6.34 – WR Kelvin Harmon, WAS

Harmon generated second-round buzz throughout the spring among media pundits, so the receiver-needy Redskins have to be happy they are getting a player like him who regularly wins in contested-catch situations. The North Carolina State product is not an overly explosive athlete (4.6, 32.5-inch vertical, 117-inch broad) and isn't going to provide much after the catch, but he offers good physicality in all aspects of his game and is among the best blockers at his position in the class. With so little in front of him, Harmon could find himself on the redraft radar in the unlikely event he beats out Josh Doctson in training camp, but he's a better bet in the third or fourth round of rookie drafts in the likely event Washington decides to decline Doctson's team option for next season.

6.39 – RB Rodney Anderson, CIN

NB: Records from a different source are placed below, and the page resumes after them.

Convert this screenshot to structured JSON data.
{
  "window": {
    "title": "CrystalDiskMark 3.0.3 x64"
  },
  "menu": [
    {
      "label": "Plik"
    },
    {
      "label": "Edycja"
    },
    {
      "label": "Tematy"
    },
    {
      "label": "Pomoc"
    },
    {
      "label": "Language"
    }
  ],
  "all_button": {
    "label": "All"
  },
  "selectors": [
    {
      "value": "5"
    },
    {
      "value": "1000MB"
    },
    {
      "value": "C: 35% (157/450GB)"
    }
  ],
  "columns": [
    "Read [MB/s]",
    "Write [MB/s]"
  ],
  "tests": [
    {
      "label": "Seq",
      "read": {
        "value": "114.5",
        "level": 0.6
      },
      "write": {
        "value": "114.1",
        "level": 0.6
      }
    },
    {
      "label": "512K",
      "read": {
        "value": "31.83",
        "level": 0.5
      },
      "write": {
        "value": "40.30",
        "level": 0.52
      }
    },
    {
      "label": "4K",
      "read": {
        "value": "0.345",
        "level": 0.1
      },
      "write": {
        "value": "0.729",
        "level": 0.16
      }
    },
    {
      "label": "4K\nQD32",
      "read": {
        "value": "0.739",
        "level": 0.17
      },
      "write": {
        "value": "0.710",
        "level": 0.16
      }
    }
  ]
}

It's not very often a team decides to draft two players at the same position in a round, but Cincinnati likely saw too much value in Joe Mixon's former college teammate to ignore him any longer despite his lengthy injury history. Anderson is a player who reminded me of a cross between Arian Foster and Latavius Murray, boasting the former's one-cut ability, patience and lack of durability to go along with the latter's power and straight-line explosiveness. Joe Mixon is firmly entrenched as the featured back in Cincinnati, but a healthy Anderson would give the Bengals a high-end runner capable of producing in a big way if the former is injured for any length of time. With Anderson coming back from a torn ACL, Cincinnati could be tempted to redshirt him for a season before possibly having him shoulder some of Mixon's load in 2020. Anderson is not a great bet for redraft value, but dynasty owners should strongly consider him as early as the late part of the second round of rookie drafts.

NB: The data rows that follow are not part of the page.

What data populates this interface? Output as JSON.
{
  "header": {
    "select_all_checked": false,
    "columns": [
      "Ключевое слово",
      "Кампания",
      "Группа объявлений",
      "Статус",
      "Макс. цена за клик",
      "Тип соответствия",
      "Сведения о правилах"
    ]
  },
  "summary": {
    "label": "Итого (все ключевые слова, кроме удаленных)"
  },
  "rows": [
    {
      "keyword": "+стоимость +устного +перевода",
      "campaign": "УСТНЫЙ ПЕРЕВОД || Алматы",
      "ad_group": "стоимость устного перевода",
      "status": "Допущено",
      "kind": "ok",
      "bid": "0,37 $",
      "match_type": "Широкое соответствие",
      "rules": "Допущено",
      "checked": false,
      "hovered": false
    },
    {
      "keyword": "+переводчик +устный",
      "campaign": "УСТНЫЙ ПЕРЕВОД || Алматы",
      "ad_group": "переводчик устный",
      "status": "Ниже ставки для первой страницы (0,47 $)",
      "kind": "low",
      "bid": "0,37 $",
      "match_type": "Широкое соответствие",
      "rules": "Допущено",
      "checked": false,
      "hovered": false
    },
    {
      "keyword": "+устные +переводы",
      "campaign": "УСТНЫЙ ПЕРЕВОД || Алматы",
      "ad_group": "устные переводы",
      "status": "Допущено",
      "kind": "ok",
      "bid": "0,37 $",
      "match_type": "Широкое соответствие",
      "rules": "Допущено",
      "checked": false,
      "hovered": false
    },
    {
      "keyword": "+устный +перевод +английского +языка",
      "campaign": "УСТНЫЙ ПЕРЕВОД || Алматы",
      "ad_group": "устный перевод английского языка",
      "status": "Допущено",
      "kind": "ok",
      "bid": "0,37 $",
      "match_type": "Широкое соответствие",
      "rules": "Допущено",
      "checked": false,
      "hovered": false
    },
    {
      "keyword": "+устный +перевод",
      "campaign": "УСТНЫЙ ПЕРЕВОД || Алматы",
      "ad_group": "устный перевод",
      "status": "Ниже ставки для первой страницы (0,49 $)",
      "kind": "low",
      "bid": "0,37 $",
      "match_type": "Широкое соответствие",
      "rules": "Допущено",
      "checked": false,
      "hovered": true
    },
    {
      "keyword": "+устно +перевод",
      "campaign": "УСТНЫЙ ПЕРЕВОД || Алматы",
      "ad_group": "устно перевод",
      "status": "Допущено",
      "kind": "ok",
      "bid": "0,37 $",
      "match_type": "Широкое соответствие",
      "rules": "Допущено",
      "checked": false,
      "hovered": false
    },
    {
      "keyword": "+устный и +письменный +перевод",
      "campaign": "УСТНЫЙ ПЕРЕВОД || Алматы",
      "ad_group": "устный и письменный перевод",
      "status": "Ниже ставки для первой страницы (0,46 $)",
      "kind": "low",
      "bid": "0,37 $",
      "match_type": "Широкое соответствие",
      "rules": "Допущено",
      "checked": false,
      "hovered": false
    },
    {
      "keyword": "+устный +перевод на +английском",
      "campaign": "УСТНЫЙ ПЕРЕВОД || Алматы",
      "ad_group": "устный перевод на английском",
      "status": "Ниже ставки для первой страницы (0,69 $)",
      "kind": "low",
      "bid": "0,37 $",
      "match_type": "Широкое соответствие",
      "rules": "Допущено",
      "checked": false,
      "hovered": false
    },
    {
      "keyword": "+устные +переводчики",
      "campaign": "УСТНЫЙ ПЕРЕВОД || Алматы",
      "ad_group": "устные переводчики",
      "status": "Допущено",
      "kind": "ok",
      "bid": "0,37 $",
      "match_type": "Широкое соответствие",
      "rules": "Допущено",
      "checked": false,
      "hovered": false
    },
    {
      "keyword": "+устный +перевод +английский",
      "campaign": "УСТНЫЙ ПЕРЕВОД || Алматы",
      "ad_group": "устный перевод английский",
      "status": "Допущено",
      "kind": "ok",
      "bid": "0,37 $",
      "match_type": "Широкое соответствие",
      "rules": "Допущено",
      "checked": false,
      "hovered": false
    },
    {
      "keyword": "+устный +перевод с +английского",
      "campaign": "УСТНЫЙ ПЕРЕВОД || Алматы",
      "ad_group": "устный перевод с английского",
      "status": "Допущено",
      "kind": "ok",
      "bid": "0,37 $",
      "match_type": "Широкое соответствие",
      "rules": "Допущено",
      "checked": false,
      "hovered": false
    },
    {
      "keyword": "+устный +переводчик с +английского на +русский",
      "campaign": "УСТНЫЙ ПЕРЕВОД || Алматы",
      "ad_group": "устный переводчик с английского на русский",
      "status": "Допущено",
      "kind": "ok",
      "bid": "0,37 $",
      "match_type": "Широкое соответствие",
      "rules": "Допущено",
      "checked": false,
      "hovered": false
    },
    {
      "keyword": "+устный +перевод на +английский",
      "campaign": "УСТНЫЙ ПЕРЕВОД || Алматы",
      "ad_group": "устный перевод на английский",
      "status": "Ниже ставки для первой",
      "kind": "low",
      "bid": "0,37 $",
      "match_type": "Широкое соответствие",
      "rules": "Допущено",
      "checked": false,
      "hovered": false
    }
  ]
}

6.42 – RB Darwin Thompson, KC

As we have seen under HC Andy Reid, fantasy owners need to pay attention when Kansas City brings in a running back. Thompson is a slippery runner who is probably going to be too small at 5-8 and 200 pounds to push for regular work. A bit of a Dion Lewis clone with a bit more power and contact balance than one might expect from a player his size, he will probably be asked to work as a pass-catching threat behind Damien Williams and Carlos Hyde as a rookie - although should be noted he doesn't block particularly well at this point of his career. His landing spot dictates dynasty owners keep him on their radar. He also belongs on redraft radars as a player who Reid may decide to use as a "move weapon" if/when the team moves on from Tyreek Hill.

7.04 – RB Mike Weber, DAL

Although Dallas burned a fourth-round pick on Memphis' Tony Pollard, it is much more likely Weber ends up serving as the high-upside handcuff to fellow Ohio State product Ezekiel Elliott. Weber came out of the gates on fire to begin his college career by winning the Big Ten Freshman of the Year award, but it quickly became the J.K. Dobbins show thereafter. Weber sees the field well and is a capable pass-catcher, but his future fantasy value will be tied entirely to Elliott's health. Elliott's redraft owners will want to take Weber late and his dynasty owners may want to do the same in rookie drafts, but he is unlikely to come into any long-term value in Dallas.

Doug Orth has written for FF Today since 2006 and been featured in USA Today’s Fantasy Football Preview magazine since 2010. He hosted USA Today’s hour-long, pre-kickoff fantasy football internet chat every Sunday in 2012-13 and appears as a guest analyst on a number of national sports radio shows, including Sirius XM’s “Fantasy Drive”. Doug is also a member of the Fantasy Sports Writers Association.